And I know what that's like, even for an hour, sometimes it's miserable. Now I know sometimes for people that have siblings, they would kill for that hour by themself, but I never had that opportunity. I only know it one way. So I always wanted to have a second kid. My wife has a huge family. She has her version of the Brady Bunch where she has her mom's side, right? And they have their kids, dad's side, they have their kids. And then she is the bridge between the mom and the dad. She's the only kid out of the parents.


So she's the final bridge that connects the two together. So mom came with her kids, dad came with his kids, and then they had her. So she grew up with a ton of family. So she always wanted a big family too. So anyways, fast forward to that night. We said, okay, this is what it is, and that's okay. There's nothing wrong with that. This is where it gets a little fuzzy, but I say the next day, she says it was later in the week, but I always say we're gonna go with my story because it sounds better. The next day, she found out she was pregnant.


Jey (14:59.598)

Okay


Jey (15:23.536)

Ha ha!


Jey (15:27.31)

That's crazy. So what was that? What was that? I feel like that happens a lot. Like I hear a lot of those stories like, oh, well we kind of just kind of gave up on trying because kind of stopped trying and then boom, baby.


Eddie (New Parent Again) (15:27.537)

Very next day she found out she was pregnant. Yeah, and that's how it happened.


Jey (15:44.374)

It's so common, but it's also really common the opposite, where there are those struggles and it does lead to significant relationship problems.

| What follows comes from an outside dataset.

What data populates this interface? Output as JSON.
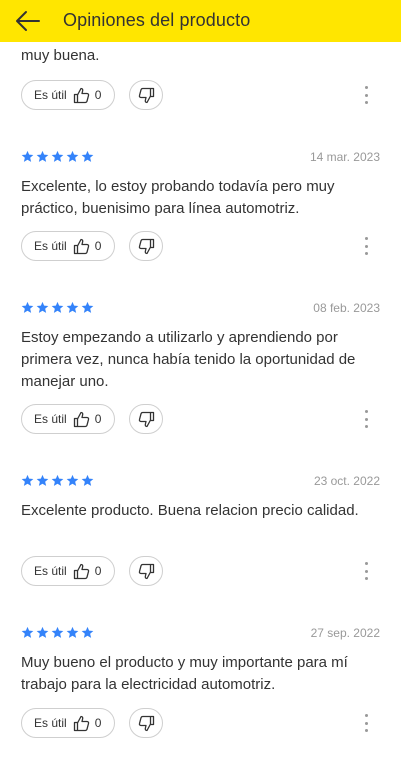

That's one piece of advice that I would always, always give people 100% of the time is make sure that you're on the same page as far as family planning and you talk about the what-ifs, because you don't want to talk about the what-ifs. No one wants to talk about the what-ifs. It's like, well, what if we only can have one?


or what if we can't have any, or what if we can't do this? Cause my fiance and I, we're both almost, we're both almost 30. And just understanding our bodies biologically, we're both super healthy, we take really good care of ourselves, diet, exercise, all the things. But we significantly worry about like, if we try to start having kids after 30, like what'll happen because like, just the overall quality of our reproductive system goes.


down significantly that's the science pretty much you know.


Eddie (New Parent Again) (16:44.861)

Listen, at 30, you've got nothing to worry about. 30, you've got nothing to worry about. 30, 30 is still, is still a young 20. Trust me. It's a, ironically though, I think it's, I think it's 35, if I remember correctly. Um, they considered it a geriatric pregnancy. And that was a really funny word to hear them describe my wife because she's, you think geriatric, right? You think like Flintstone old. Um,


Jey (16:49.524)

I mean...


True.


Jey (17:06.676)

Yes, yes.


Jey (17:13.363)

Oh yeah.


Eddie (New Parent Again) (17:13.641)

But it's not the case. She was 39. Well, we're both 39 now. But yeah, it's not, but that's what they labeled. They labeled a geriatric pregnancy. But in your early 30s, you got nothing to worry about. We had my first at what, 20, well, 11 years back, right? So 39, 38, 37, something like that. I don't know. It was, it wasn't that bad. It wasn't that bad. Or late 20s.


Jey (17:23.546)

Crazy.


Jey (17:35.542)